Erlangernick said...

Martin, I suppose it's for the same reason that lager and other keg is colder than cask.

RedNev said...

There isn't a right answer here. I know pubs with 2 or 3 real ales that are good, and others with the same number that are not. I also know good and bad pubs with banks of handpumps.

Surely the simple test for the pub is whether the beer is going off regularly. If so, there are probably too many on, so cut the numbers. This test would work whether you have two handpumps or twelve.

I don't accept the assertion that CAMRA is to blame for poor quality beer in pubs. Pub training should not be based on what would qualify for the GBG, but I really doubt that it is anyway. I have known of instances where licensees, especially those in pubco pubs, are encouraged to stock real ale but are not given the requisite training. It is a poor business that sets up situations that result in an asset, in this case beer, being discarded because it has gone off owing to overstocking and lack of proper attention. No businesses can blame CAMRA for such failures. Quality is their job.

Curmudgeon said...

I'd say CAMRA does need to take part of the blame for encouraging pubs to expand the number of handpumps beyond the level the trade can sustain.

Joe Hill said...

Quantity over quality DOES bother me - and I feel it stems from a British philistine* approach to taste and value. Look at food - generally, a restaurant/caff will get us tut-tutting with a small menu - even if the quality is top-hole (common sense should dictate the obvious fact that a smaller menu = greater proficiency in preparing said eats, but our common sense circuitry is wired differently) We like to get our money's worth (volume-wise) and have plenty to choose from; on the whole quality is secondary.

My perfect pub serves only Landlord on cask, with bottles of Kernal impy stout in the fridge (gasp) and Thornbridge Wild Swan on keg. Seabrooks salt and vinegar of course, plus a fire, a snug, a dog and eternal autumn rain outside. Sadly, I'm yet to find this pub, though it could be recreated sans dog/fire in my shed, at a pinch - though The Rising Shed has no cellar, alas.


*in the nicest possible way

PY said...

Well said, Ben Viveur. This idea that if you're not getting through your beer quick enough, simply reduce your choice and everything will be sorted is simplistic in the extreme and doesn't really show any kind of understanding as to how pubs attract customers.

Specialist cask beer houses with multiple pumps have clearly made a business plan out of attracting cask beer enthusiasts and get through their beer quickly, and the result is consistent high quality. There are enough pubs like this around that we all must have been in a few.

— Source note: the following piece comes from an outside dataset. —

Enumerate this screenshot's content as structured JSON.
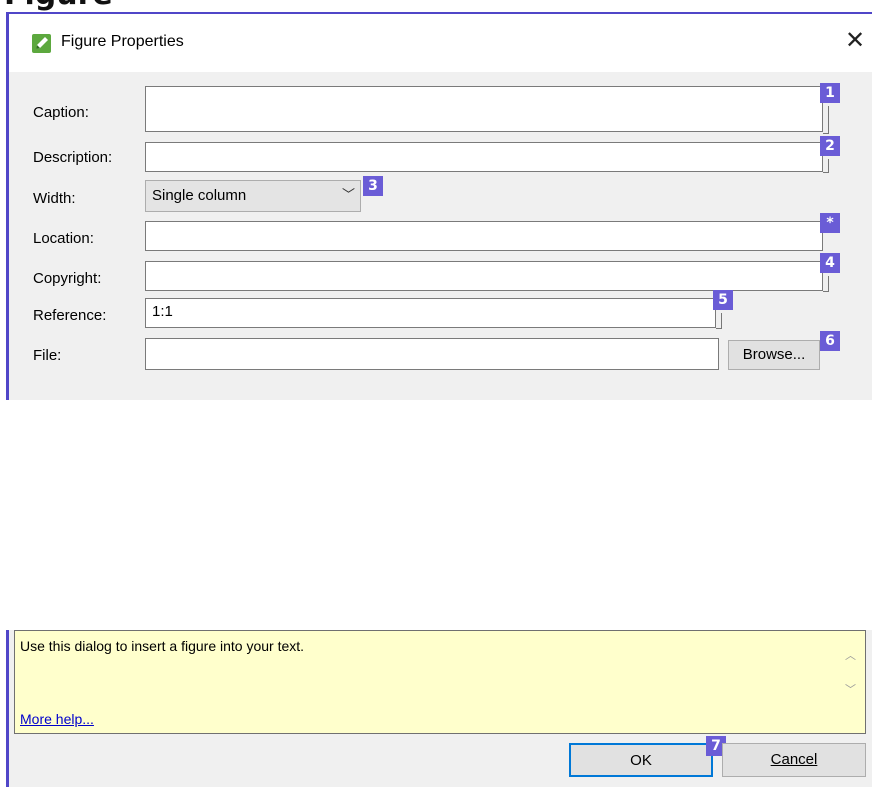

Pubs that for whatever reason are unable to attract enough beer enthusiasts to put on a decent choice (3-4 pumps) of cask ale without compromising on quality would be better off not offering any cask ale at all, frankly. This is the bit CAMRA bods don't like because they think every pub should offer cask ale, no matter how marginal the demand. Just put a some bottles of local ale in the fridge, at least they don't go off in 4 days.

Tandleman said...

I don't think the case of specialist real ale pubs is what I was referring to. Also your second sentence isn't what I said.

If you reckon that you always get consistent high quality in specialist pubs then you are wrong. You may have a better chance, but then again, you might not.

Curmudgeon said...

There's a serious py infestation at present over on my blog :-(